The source of almost all rivers in Italy including the Arno, Tiber, and Volturno, the Apennines Mountains (Ital. Appennino) 830 miles (1,350km) in length, form the backbone of the country, and run the entire length of the Italian Peninsula, ending on the island of Sicily. The highest point is Mt. Corno at 9,560 ft. (2,914 meters).
They are no longer as heavily forested as in the past, as most of the slopes had been harvested over the centuries. Modern conservation and reforestation methods have really helped, and much of the new-growth is now protected by law.

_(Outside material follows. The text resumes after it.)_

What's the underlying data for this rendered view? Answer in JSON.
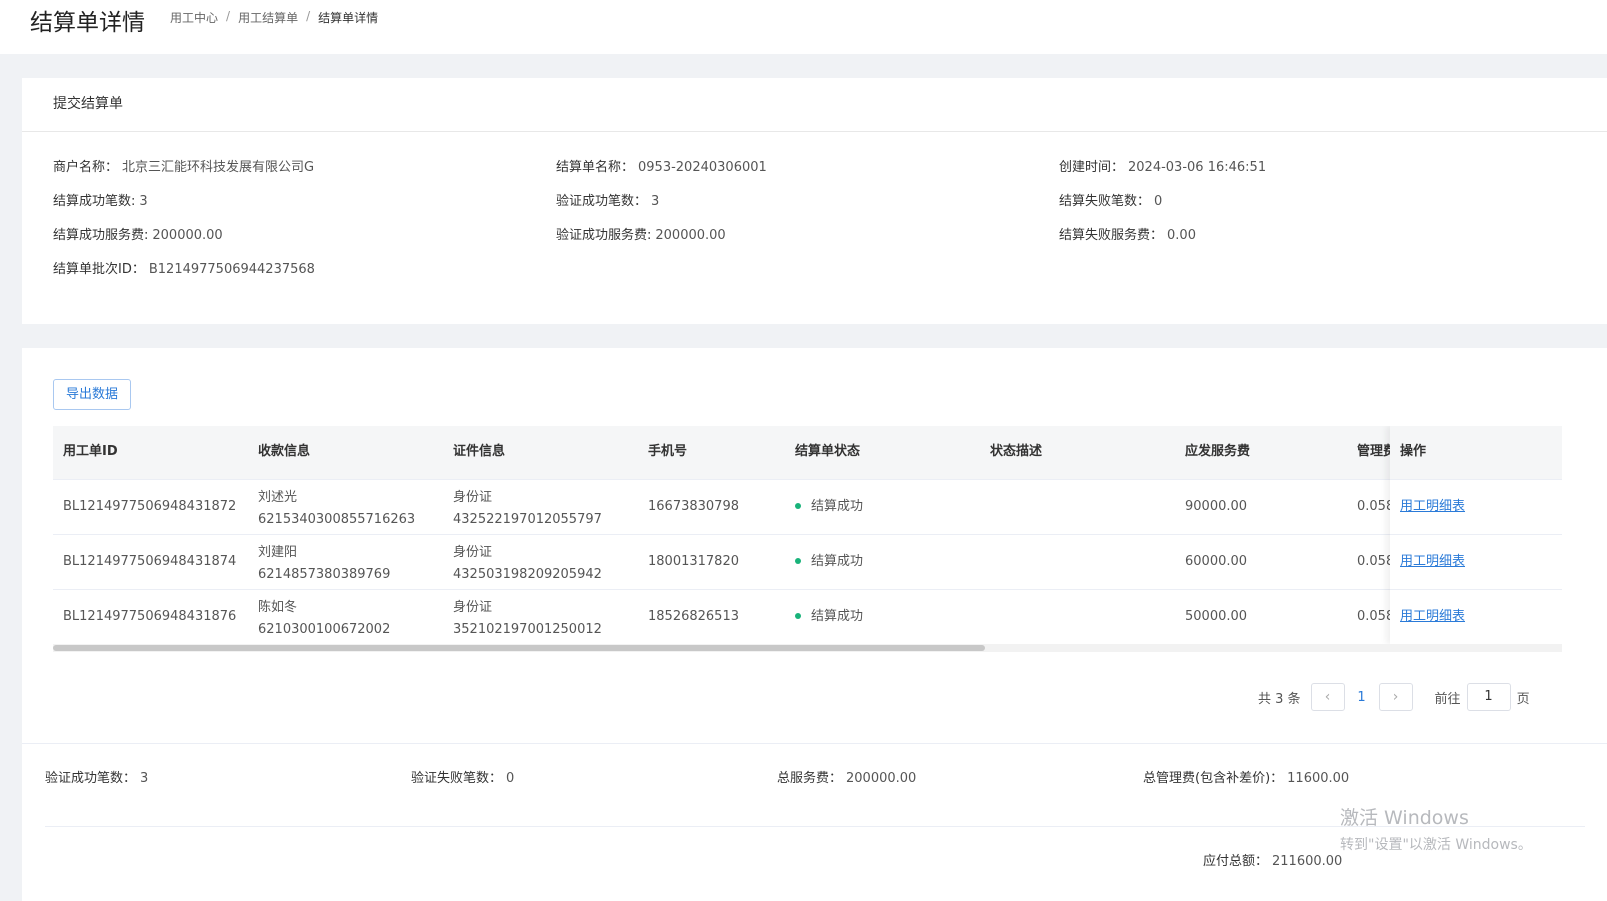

These beautiful and rugged mountains are famed for their numerous railroad tunnels and highway passes, quaint villages, and by the storybook Appian Way.